Research shows: 68% of Baby Boomers feel independent in their homes; 61% of homeowners over 55 plan to stay in their homes; but 80% of them think Universal Design renovations are necessary. See the top features for aging-in-place.
See why Healthquest and their architect selected Bestbath™ showers to complement their high-end locker room remodel.
Cobalt Apartments provide beauty and accessibility with contemporary shower pans. Read why this architect firm chose Bestbath™ as their partner in this project.
Universal Design is all about making the physical world function better for everyone. Often including ADA (Americans with Disabilities Act) and ANSI (American Nation Standards Institute) compliant products, it certainly isn’t limited by government regulations. In this Ebook primer, we’ll share some of what we’ve learned about Universal Design over the years.
Be in the know about bathroom accessibility for people of all abilities with this summary key of ADA specifications that can impact accessibility.
The dramatic aging of the U.S. population in coming decades is expected to have important implications for the home remodeling industry. Of the over 25 million households age 65 and over today, the Joint Center estimates that 44 percent have some need for home accessibility features due to disability or difficulty using components of the home, such as kitchen or bathroom facilities.
The AARP HomeFit Guide was created to help people stay in the home they love by turning where they live into a “lifelong home,” suitable for themselves and anyone in their household. The guide offers solutions that range from simple do-it-yourself fixes to improvements that require skilled expertise.

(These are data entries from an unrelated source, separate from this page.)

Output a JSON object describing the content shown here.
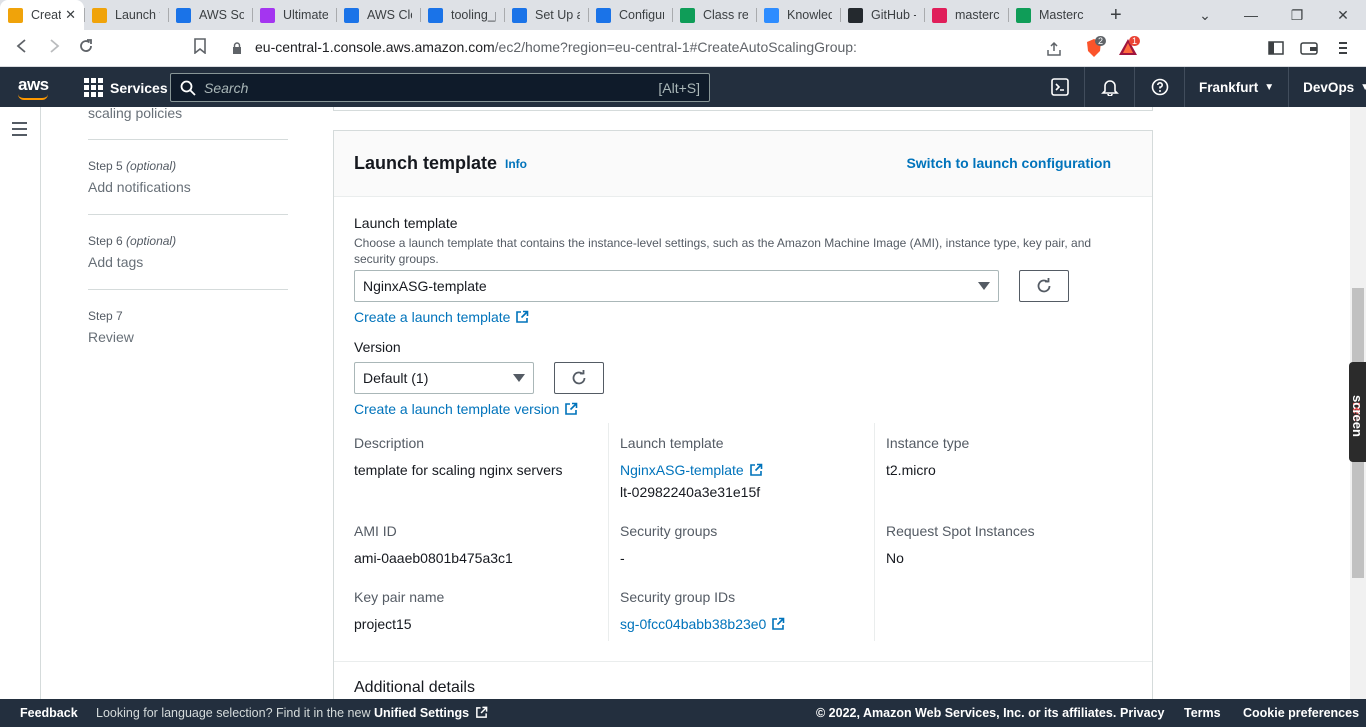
{
  "browser": {
    "tabs": [
      {
        "title": "Creat",
        "icon": "aws-box-icon",
        "color": "#f0a30a",
        "active": true
      },
      {
        "title": "Launch te",
        "icon": "aws-box-icon",
        "color": "#f0a30a"
      },
      {
        "title": "AWS Sol",
        "icon": "blog-icon",
        "color": "#1a73e8"
      },
      {
        "title": "Ultimate",
        "icon": "udemy-icon",
        "color": "#a435f0"
      },
      {
        "title": "AWS Clo",
        "icon": "blog-icon",
        "color": "#1a73e8"
      },
      {
        "title": "tooling_p",
        "icon": "blog-icon",
        "color": "#1a73e8"
      },
      {
        "title": "Set Up a",
        "icon": "blog-icon",
        "color": "#1a73e8"
      },
      {
        "title": "Configur",
        "icon": "blog-icon",
        "color": "#1a73e8"
      },
      {
        "title": "Class rec",
        "icon": "sheets-icon",
        "color": "#0f9d58"
      },
      {
        "title": "Knowled",
        "icon": "zoom-icon",
        "color": "#2d8cff"
      },
      {
        "title": "GitHub -",
        "icon": "github-icon",
        "color": "#24292e"
      },
      {
        "title": "mastercl",
        "icon": "slack-icon",
        "color": "#e01e5a"
      },
      {
        "title": "Mastercl",
        "icon": "sheets-icon",
        "color": "#0f9d58"
      }
    ],
    "url_host": "eu-central-1.console.aws.amazon.com",
    "url_rest": "/ec2/home?region=eu-central-1#CreateAutoScalingGroup:",
    "brave_badge": "2",
    "alert_badge": "1"
  },
  "awsnav": {
    "logo": "aws",
    "services": "Services",
    "search_placeholder": "Search",
    "search_shortcut": "[Alt+S]",
    "region": "Frankfurt",
    "account": "DevOps"
  },
  "steps": {
    "cont": "scaling policies",
    "items": [
      {
        "label": "Step 5",
        "optional": "(optional)",
        "name": "Add notifications"
      },
      {
        "label": "Step 6",
        "optional": "(optional)",
        "name": "Add tags"
      },
      {
        "label": "Step 7",
        "optional": "",
        "name": "Review"
      }
    ]
  },
  "panel": {
    "title": "Launch template",
    "info": "Info",
    "switch": "Switch to launch configuration",
    "lt_label": "Launch template",
    "lt_desc": "Choose a launch template that contains the instance-level settings, such as the Amazon Machine Image (AMI), instance type, key pair, and security groups.",
    "lt_value": "NginxASG-template",
    "create_lt": "Create a launch template",
    "version_label": "Version",
    "version_value": "Default (1)",
    "create_version": "Create a launch template version",
    "details": {
      "description_k": "Description",
      "description_v": "template for scaling nginx servers",
      "lt_k": "Launch template",
      "lt_v": "NginxASG-template",
      "lt_id": "lt-02982240a3e31e15f",
      "instance_k": "Instance type",
      "instance_v": "t2.micro",
      "ami_k": "AMI ID",
      "ami_v": "ami-0aaeb0801b475a3c1",
      "sg_k": "Security groups",
      "sg_v": "-",
      "spot_k": "Request Spot Instances",
      "spot_v": "No",
      "key_k": "Key pair name",
      "key_v": "project15",
      "sgid_k": "Security group IDs",
      "sgid_v": "sg-0fcc04babb38b23e0"
    },
    "additional": "Additional details"
  },
  "footer": {
    "feedback": "Feedback",
    "lang": "Looking for language selection? Find it in the new",
    "unified": "Unified Settings",
    "copy": "© 2022, Amazon Web Services, Inc. or its affiliates.",
    "privacy": "Privacy",
    "terms": "Terms",
    "cookie": "Cookie preferences"
  },
  "screenrec": {
    "a": "screen",
    "b": "rec"
  }
}
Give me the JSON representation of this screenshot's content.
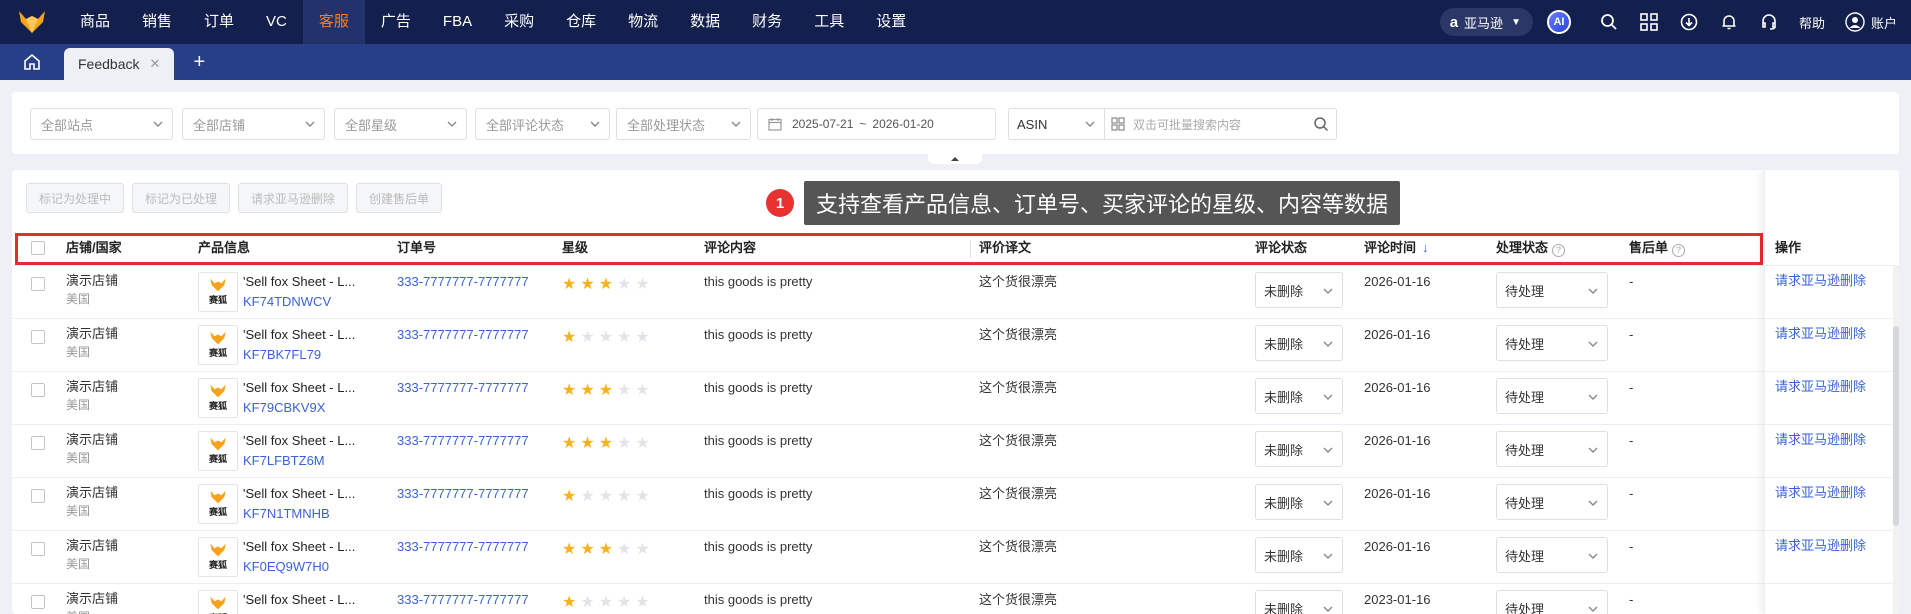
{
  "nav": {
    "items": [
      "商品",
      "销售",
      "订单",
      "VC",
      "客服",
      "广告",
      "FBA",
      "采购",
      "仓库",
      "物流",
      "数据",
      "财务",
      "工具",
      "设置"
    ],
    "active_index": 4,
    "marketplace": "亚马逊",
    "ai_label": "AI",
    "help": "帮助",
    "account": "账户"
  },
  "tabs": {
    "current": "Feedback"
  },
  "filters": {
    "site": "全部站点",
    "shop": "全部店铺",
    "rating": "全部星级",
    "review_status": "全部评论状态",
    "process_status": "全部处理状态",
    "date_start": "2025-07-21",
    "date_sep": "~",
    "date_end": "2026-01-20",
    "search_type": "ASIN",
    "search_placeholder": "双击可批量搜索内容"
  },
  "actions": {
    "mark_processing": "标记为处理中",
    "mark_processed": "标记为已处理",
    "request_delete": "请求亚马逊删除",
    "create_aftersale": "创建售后单"
  },
  "tooltip": {
    "number": "1",
    "text": "支持查看产品信息、订单号、买家评论的星级、内容等数据"
  },
  "columns": {
    "shop": "店铺/国家",
    "product": "产品信息",
    "order": "订单号",
    "rating": "星级",
    "content": "评论内容",
    "translation": "评价译文",
    "review_status": "评论状态",
    "review_time": "评论时间",
    "process_status": "处理状态",
    "aftersale": "售后单",
    "operation": "操作"
  },
  "thumb_label": "赛狐",
  "rows": [
    {
      "shop": "演示店铺",
      "country": "美国",
      "title": "'Sell fox Sheet - L...",
      "code": "KF74TDNWCV",
      "order": "333-7777777-7777777",
      "stars": 3,
      "content": "this goods is pretty",
      "translation": "这个货很漂亮",
      "review_status": "未删除",
      "date": "2026-01-16",
      "process": "待处理",
      "aftersale": "-",
      "op": "请求亚马逊删除"
    },
    {
      "shop": "演示店铺",
      "country": "美国",
      "title": "'Sell fox Sheet - L...",
      "code": "KF7BK7FL79",
      "order": "333-7777777-7777777",
      "stars": 1,
      "content": "this goods is pretty",
      "translation": "这个货很漂亮",
      "review_status": "未删除",
      "date": "2026-01-16",
      "process": "待处理",
      "aftersale": "-",
      "op": "请求亚马逊删除"
    },
    {
      "shop": "演示店铺",
      "country": "美国",
      "title": "'Sell fox Sheet - L...",
      "code": "KF79CBKV9X",
      "order": "333-7777777-7777777",
      "stars": 3,
      "content": "this goods is pretty",
      "translation": "这个货很漂亮",
      "review_status": "未删除",
      "date": "2026-01-16",
      "process": "待处理",
      "aftersale": "-",
      "op": "请求亚马逊删除"
    },
    {
      "shop": "演示店铺",
      "country": "美国",
      "title": "'Sell fox Sheet - L...",
      "code": "KF7LFBTZ6M",
      "order": "333-7777777-7777777",
      "stars": 3,
      "content": "this goods is pretty",
      "translation": "这个货很漂亮",
      "review_status": "未删除",
      "date": "2026-01-16",
      "process": "待处理",
      "aftersale": "-",
      "op": "请求亚马逊删除"
    },
    {
      "shop": "演示店铺",
      "country": "美国",
      "title": "'Sell fox Sheet - L...",
      "code": "KF7N1TMNHB",
      "order": "333-7777777-7777777",
      "stars": 1,
      "content": "this goods is pretty",
      "translation": "这个货很漂亮",
      "review_status": "未删除",
      "date": "2026-01-16",
      "process": "待处理",
      "aftersale": "-",
      "op": "请求亚马逊删除"
    },
    {
      "shop": "演示店铺",
      "country": "美国",
      "title": "'Sell fox Sheet - L...",
      "code": "KF0EQ9W7H0",
      "order": "333-7777777-7777777",
      "stars": 3,
      "content": "this goods is pretty",
      "translation": "这个货很漂亮",
      "review_status": "未删除",
      "date": "2026-01-16",
      "process": "待处理",
      "aftersale": "-",
      "op": "请求亚马逊删除"
    },
    {
      "shop": "演示店铺",
      "country": "美国",
      "title": "'Sell fox Sheet - L...",
      "code": "",
      "order": "333-7777777-7777777",
      "stars": 1,
      "content": "this goods is pretty",
      "translation": "这个货很漂亮",
      "review_status": "未删除",
      "date": "2023-01-16",
      "process": "待处理",
      "aftersale": "-",
      "op": ""
    }
  ],
  "colors": {
    "nav_bg": "#13204d",
    "tab_bg": "#263f87",
    "accent": "#ff7d1a",
    "link": "#3a62d8",
    "star": "#f5b21b",
    "highlight": "#e12f2f"
  }
}
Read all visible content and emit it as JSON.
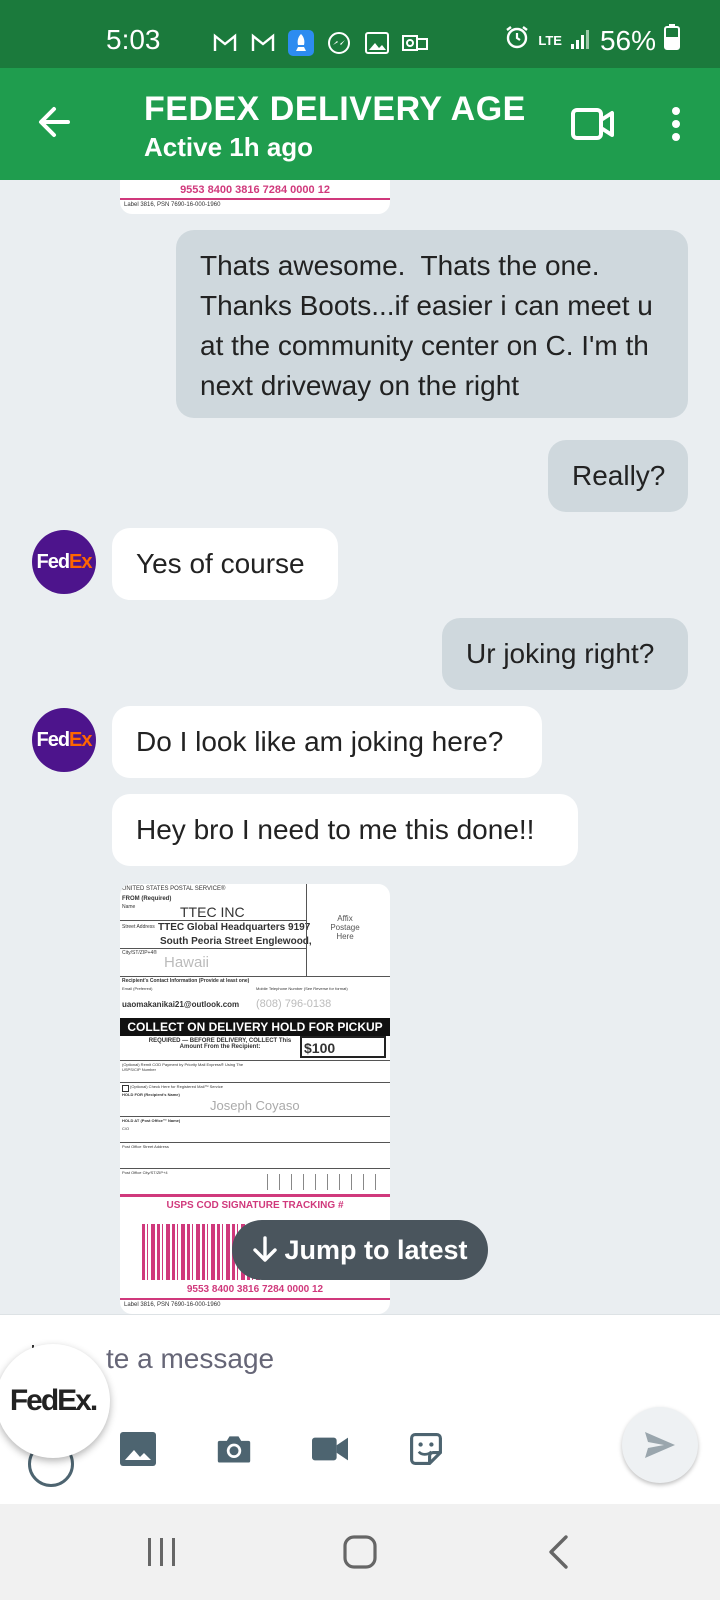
{
  "status_bar": {
    "time": "5:03",
    "network": "LTE",
    "battery": "56%"
  },
  "header": {
    "title": "FEDEX DELIVERY AGE...",
    "subtitle": "Active 1h ago"
  },
  "messages": [
    {
      "direction": "out",
      "text": "Thats awesome.  Thats the one.\nThanks Boots...if easier i can meet u at the community center on C. I'm th next driveway on the right"
    },
    {
      "direction": "out",
      "text": "Really?"
    },
    {
      "direction": "in",
      "text": "Yes of course"
    },
    {
      "direction": "out",
      "text": "Ur joking right?"
    },
    {
      "direction": "in",
      "text": "Do I look like am joking here?"
    },
    {
      "direction": "in",
      "text": "Hey bro I need to me this done!!"
    }
  ],
  "avatar": {
    "fed": "Fed",
    "ex": "Ex"
  },
  "label_image_top": {
    "tracking": "9553 8400 3816 7284 0000 12",
    "footer": "Label 3816,          PSN 7690-16-000-1960"
  },
  "label_image": {
    "agency": "UNITED STATES POSTAL SERVICE®",
    "from_label": "FROM (Required)",
    "name_label": "Name",
    "from_name": "TTEC INC",
    "street_label": "Street Address",
    "street_line1": "TTEC Global Headquarters 9197",
    "street_line2": "South Peoria Street Englewood,",
    "city_label": "City/ST/ZIP+4®",
    "city": "Hawaii",
    "postage": "Affix\nPostage\nHere",
    "recipient_contact": "Recipient's Contact Information (Provide at least one)",
    "email_label": "Email (Preferred)",
    "phone_label": "Mobile Telephone Number (See Reverse for format)",
    "email": "uaomakanikai21@outlook.com",
    "phone": "(808) 796-0138",
    "cod_banner": "COLLECT ON DELIVERY HOLD FOR PICKUP",
    "required_text": "REQUIRED — BEFORE DELIVERY, COLLECT This Amount From the Recipient:",
    "amount": "$100",
    "remit_note": "(Optional) Remit COD Payment by Priority Mail Express® Using The USPS/CIP Number",
    "registered_note": "(Optional) Check Here for Registered Mail™ Service",
    "hold_for_label": "HOLD FOR (Recipient's Name)",
    "hold_for_name": "Joseph Coyaso",
    "hold_at_label": "HOLD AT (Post Office™ Name)",
    "co_label": "C/O",
    "po_street_label": "Post Office Street Address",
    "po_city_label": "Post Office City/ST/ZIP+4",
    "signature_tracking": "USPS COD SIGNATURE TRACKING #",
    "tracking": "9553 8400 3816 7284 0000 12",
    "footer": "Label 3816,          PSN 7690-16-000-1960"
  },
  "jump_to_latest": "Jump to latest",
  "composer": {
    "placeholder": "Write a message",
    "visible_text": "te a message"
  },
  "floating_avatar": {
    "text": "FedEx."
  }
}
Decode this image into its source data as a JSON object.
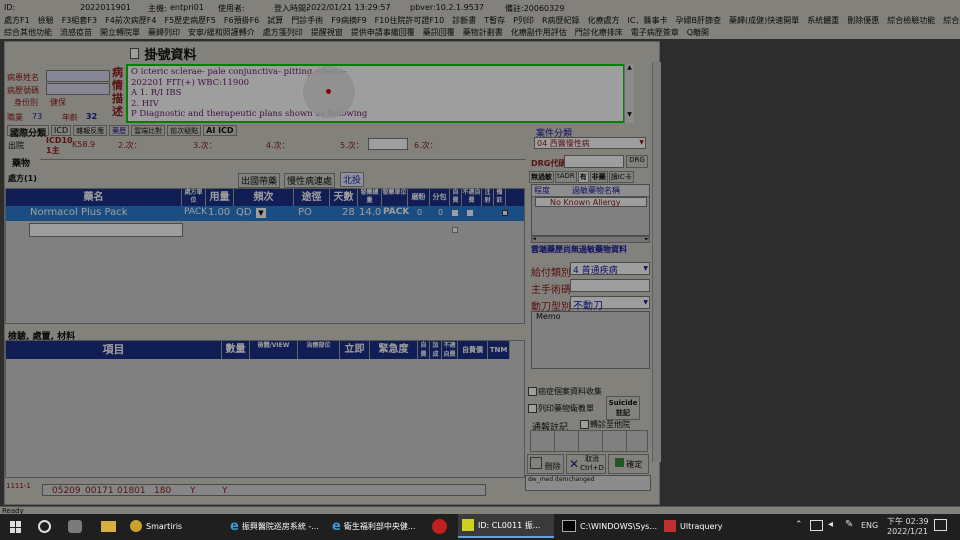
{
  "titlebar": {
    "id_label": "ID:",
    "id_value": "2022011901",
    "host_label": "主機:",
    "host_value": "entpri01",
    "user_label": "使用者:",
    "login_label": "登入時間:",
    "login_time": "2022/01/21 13:29:57",
    "pbver": "pbver:10.2.1.9537",
    "note": "備註:20060329"
  },
  "menu_row1": [
    "處方F1",
    "檢驗",
    "F3組套F3",
    "F4前次病歷F4",
    "F5歷史病歷F5",
    "F6預掛F6",
    "試算",
    "門診手術",
    "F9病摘F9",
    "F10住院許可證F10",
    "診斷書",
    "T暫存",
    "P列印",
    "R病歷紀錄",
    "化療處方",
    "IC．醫事卡",
    "孕婦B肝篩查",
    "藥歸(成健)快速開單",
    "系統體重",
    "刪除優惠",
    "綜合檢驗功能",
    "綜合藥品功能"
  ],
  "menu_row2": [
    "綜合其他功能",
    "流感疫苗",
    "開立轉院單",
    "藥歸列印",
    "安寧/緩和照護轉介",
    "處方箋列印",
    "提醒視窗",
    "提供申請事繼回覆",
    "藥訊回覆",
    "藥物計劃書",
    "化療副作用評估",
    "門診化療排床",
    "電子病歷簽章",
    "Q離開"
  ],
  "registration": {
    "title": "掛號資料",
    "name_label": "病患姓名",
    "chart_label": "病歷號碼",
    "identity_label": "身份別",
    "identity_value": "健保",
    "occupation_label": "職業",
    "occupation_value": "73",
    "age_label": "年齡",
    "age_value": "32"
  },
  "history": {
    "side_label": "病情描述",
    "lines": [
      "O icteric sclerae-  pale conjunctiva-  pitting edema-",
      "202201 FIT(+) WBC:11900",
      "A 1. R/I IBS",
      "    2. HIV",
      "P Diagnostic and therapeutic plans shown as following"
    ]
  },
  "diagnosis": {
    "tabs": [
      "國際分類",
      "ICD",
      "雜報反應",
      "藥歷",
      "雲端比對",
      "前次疑點",
      "AI ICD"
    ],
    "discharge_label": "出院",
    "icd_label": "ICD10",
    "main_label": "1主",
    "code": "K58.9",
    "slots": [
      "2.次：",
      "3.次：",
      "4.次：",
      "5.次：",
      "6.次："
    ]
  },
  "drug_section": {
    "title": "藥物",
    "rx_label": "處方(1)",
    "buttons": [
      "出國帶藥",
      "慢性病連處",
      "北投"
    ],
    "columns": [
      "藥名",
      "處方單位",
      "用量",
      "頻次",
      "途徑",
      "天數",
      "發藥總量",
      "發藥單位",
      "磨粉",
      "分包",
      "自費",
      "不適自費",
      "注射",
      "備註"
    ],
    "row": {
      "name": "Normacol Plus Pack",
      "unit": "PACK",
      "dose": "1.00",
      "freq": "QD",
      "route": "PO",
      "days": "28",
      "total": "14.0",
      "dispense_unit": "PACK",
      "grind": "0",
      "split": "0"
    }
  },
  "exam_section": {
    "title": "檢驗, 處置, 材料",
    "columns": [
      "項目",
      "數量",
      "檢體/VIEW",
      "治療部位",
      "立即",
      "緊急度",
      "自費",
      "加成",
      "不適自費",
      "自費價",
      "TNM"
    ]
  },
  "right_panel": {
    "case_label": "案件分類",
    "case_value": "04   西醫慢性病",
    "drg_label": "DRG代碼",
    "drg_button": "DRG",
    "tags": [
      "無過敏",
      "tADR",
      "有",
      "非藥",
      "讀IC卡"
    ],
    "allergy_cols": [
      "程度",
      "過敏藥物名稱"
    ],
    "allergy_value": "No Known Allergy",
    "cloud_link": "雲端藥歷尚無過敏藥物資料",
    "payment_label": "給付類別",
    "payment_value": "4     普通疾病",
    "procedure_label": "主手術碼",
    "op_type_label": "動刀型別",
    "op_type_value": "不動刀",
    "memo_label": "Memo",
    "cancer_check": "癌症個案資料收集",
    "print_check": "列印藥物衛教單",
    "suicide_button": "Suicide註記",
    "notify_label": "通報註記",
    "transfer_check": "轉診至他院",
    "delete_button": "刪除",
    "cancel_button": "取消 Ctrl+D",
    "confirm_button": "確定",
    "status_line": "dw_med  itemchanged"
  },
  "bottom_codes": [
    "05209",
    "00171",
    "01801",
    "180",
    "Y",
    "Y"
  ],
  "bottom_left": "1111-1",
  "status_text": "Ready",
  "taskbar": {
    "items": [
      "Smartiris",
      "振興醫院巡房系統 -...",
      "衛生福利部中央健...",
      "ID: CL0011     振...",
      "C:\\WINDOWS\\Sys...",
      "Ultraquery"
    ],
    "lang": "ENG",
    "time": "下午 02:39",
    "date": "2022/1/21"
  },
  "colors": {
    "accent": "#1c2f8a",
    "label": "#8b1a1a",
    "highlight": "#2a7fd4",
    "focus": "#00d000",
    "cursor": "#e00000"
  }
}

Today’s homeowners are better informed about remodeling than ever before, in part due to TV remodeling shows and researching product information online. While all this information has created a more informed customer, it has also accounted for a shift in how remodelers rethink their client communication skills.
Design influences come from everywhere—fashion runways, trade magazines, smart technology, the sustainability movement, and the media. Adaptability, also known as universal design, is showing up in products that allow people of all abilities to use them. In bathrooms, adaptability features show up in spa-like showers without the potential tripping hazard of a curb, integral shower seats and towel bars that do double duty as supports. All of these features are finding their way into residential bathrooms because they provide extra utility, as well as beauty.
When homeowners need modifications of their living space following an accident or diagnosis of a degenerative disease process, one of the smartest things they can do is involve an occupational therapist (OT) into the remodeling design process.
Page 1 of 2